Before there was Trump, there was Father Coughlin. Before there were the likes of Steve Schwarzman, Jared Kushner, Mitch McConnell, and their lot, there was Vidkun Quisling. And before there was Florida—a warm-weather bolt-hole for miscreants on the lam—there was Paraguay.
I had heard of Father Coughlin when I first came to America, in the late 1970s, but I didn’t know a great deal about him until I read Wallace Stegner’s profile of him in The Aspirin Age. The book was a collection of essays published in 1949 that sought to tell the story of America between the two World Wars. The Aspirin Age is sadly out of print.
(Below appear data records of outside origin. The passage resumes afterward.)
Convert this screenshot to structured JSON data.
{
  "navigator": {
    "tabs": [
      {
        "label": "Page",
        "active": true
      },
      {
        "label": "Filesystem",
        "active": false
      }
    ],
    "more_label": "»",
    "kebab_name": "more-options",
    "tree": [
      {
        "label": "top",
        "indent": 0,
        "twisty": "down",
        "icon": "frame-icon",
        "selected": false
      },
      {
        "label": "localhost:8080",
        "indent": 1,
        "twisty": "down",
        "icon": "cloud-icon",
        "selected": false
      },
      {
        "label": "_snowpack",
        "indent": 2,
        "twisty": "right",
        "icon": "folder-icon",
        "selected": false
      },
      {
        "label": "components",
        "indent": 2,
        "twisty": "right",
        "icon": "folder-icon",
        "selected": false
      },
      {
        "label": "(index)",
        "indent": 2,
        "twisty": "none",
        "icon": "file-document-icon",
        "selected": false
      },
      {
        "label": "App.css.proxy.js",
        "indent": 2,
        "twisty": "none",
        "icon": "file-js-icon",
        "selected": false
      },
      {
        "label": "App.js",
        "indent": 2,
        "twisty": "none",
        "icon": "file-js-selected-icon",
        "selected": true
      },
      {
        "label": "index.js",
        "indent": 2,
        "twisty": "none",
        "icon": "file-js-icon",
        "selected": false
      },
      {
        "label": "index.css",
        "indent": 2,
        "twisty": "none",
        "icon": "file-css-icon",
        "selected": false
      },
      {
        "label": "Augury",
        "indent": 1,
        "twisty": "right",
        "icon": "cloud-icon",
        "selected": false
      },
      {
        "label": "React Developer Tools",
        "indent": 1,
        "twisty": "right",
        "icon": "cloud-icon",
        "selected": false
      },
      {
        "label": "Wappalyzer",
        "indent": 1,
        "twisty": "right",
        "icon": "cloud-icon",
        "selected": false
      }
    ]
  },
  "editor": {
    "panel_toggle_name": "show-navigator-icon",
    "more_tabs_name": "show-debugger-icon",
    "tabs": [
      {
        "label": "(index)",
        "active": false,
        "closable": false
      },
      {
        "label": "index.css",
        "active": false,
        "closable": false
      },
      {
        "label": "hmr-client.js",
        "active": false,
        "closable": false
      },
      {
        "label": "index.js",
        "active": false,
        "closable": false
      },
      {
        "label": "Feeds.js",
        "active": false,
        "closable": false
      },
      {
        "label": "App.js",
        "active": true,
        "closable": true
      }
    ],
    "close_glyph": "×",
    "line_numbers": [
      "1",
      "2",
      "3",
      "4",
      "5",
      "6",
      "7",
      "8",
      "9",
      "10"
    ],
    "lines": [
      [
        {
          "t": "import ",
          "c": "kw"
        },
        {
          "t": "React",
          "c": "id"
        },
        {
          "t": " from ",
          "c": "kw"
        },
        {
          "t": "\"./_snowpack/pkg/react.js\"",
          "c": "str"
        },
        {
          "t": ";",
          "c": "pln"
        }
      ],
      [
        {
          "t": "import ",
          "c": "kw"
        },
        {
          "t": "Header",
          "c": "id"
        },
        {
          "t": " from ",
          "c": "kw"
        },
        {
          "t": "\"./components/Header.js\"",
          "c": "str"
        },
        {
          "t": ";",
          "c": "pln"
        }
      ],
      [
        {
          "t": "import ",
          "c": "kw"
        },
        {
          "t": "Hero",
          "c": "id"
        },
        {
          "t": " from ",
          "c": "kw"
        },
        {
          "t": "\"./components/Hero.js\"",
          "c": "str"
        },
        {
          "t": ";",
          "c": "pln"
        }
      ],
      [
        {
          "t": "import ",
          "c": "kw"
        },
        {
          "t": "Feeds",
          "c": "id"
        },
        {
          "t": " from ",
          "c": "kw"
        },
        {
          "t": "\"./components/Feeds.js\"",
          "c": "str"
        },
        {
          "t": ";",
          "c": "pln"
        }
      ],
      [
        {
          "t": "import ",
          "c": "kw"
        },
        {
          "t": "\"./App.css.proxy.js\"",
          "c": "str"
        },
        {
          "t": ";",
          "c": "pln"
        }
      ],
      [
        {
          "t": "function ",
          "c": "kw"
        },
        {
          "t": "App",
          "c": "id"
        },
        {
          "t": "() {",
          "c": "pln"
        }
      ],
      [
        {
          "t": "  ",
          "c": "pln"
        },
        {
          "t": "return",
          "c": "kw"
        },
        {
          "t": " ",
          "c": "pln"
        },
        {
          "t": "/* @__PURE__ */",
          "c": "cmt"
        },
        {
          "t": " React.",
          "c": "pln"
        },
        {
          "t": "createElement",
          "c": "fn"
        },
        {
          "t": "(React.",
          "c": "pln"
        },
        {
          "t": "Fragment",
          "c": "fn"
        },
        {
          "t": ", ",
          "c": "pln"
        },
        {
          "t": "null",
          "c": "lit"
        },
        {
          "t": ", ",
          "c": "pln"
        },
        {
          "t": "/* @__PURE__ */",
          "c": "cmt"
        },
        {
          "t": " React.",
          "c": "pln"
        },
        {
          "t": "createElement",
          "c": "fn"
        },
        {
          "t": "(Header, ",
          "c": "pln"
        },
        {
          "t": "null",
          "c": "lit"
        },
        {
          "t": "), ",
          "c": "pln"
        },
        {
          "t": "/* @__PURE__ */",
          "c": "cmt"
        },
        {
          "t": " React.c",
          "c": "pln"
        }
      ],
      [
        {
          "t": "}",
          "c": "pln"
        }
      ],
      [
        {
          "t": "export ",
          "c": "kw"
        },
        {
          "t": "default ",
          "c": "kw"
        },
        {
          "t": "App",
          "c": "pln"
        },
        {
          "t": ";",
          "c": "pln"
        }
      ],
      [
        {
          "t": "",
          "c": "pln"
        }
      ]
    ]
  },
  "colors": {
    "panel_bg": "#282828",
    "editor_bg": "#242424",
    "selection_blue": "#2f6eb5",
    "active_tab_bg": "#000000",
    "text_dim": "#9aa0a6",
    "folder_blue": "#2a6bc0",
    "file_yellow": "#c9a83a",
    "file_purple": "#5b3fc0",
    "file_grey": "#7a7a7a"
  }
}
But a slightly abridged version of Stegner’s superb portrait of Coughlin is included in this week’s issue, a little further down.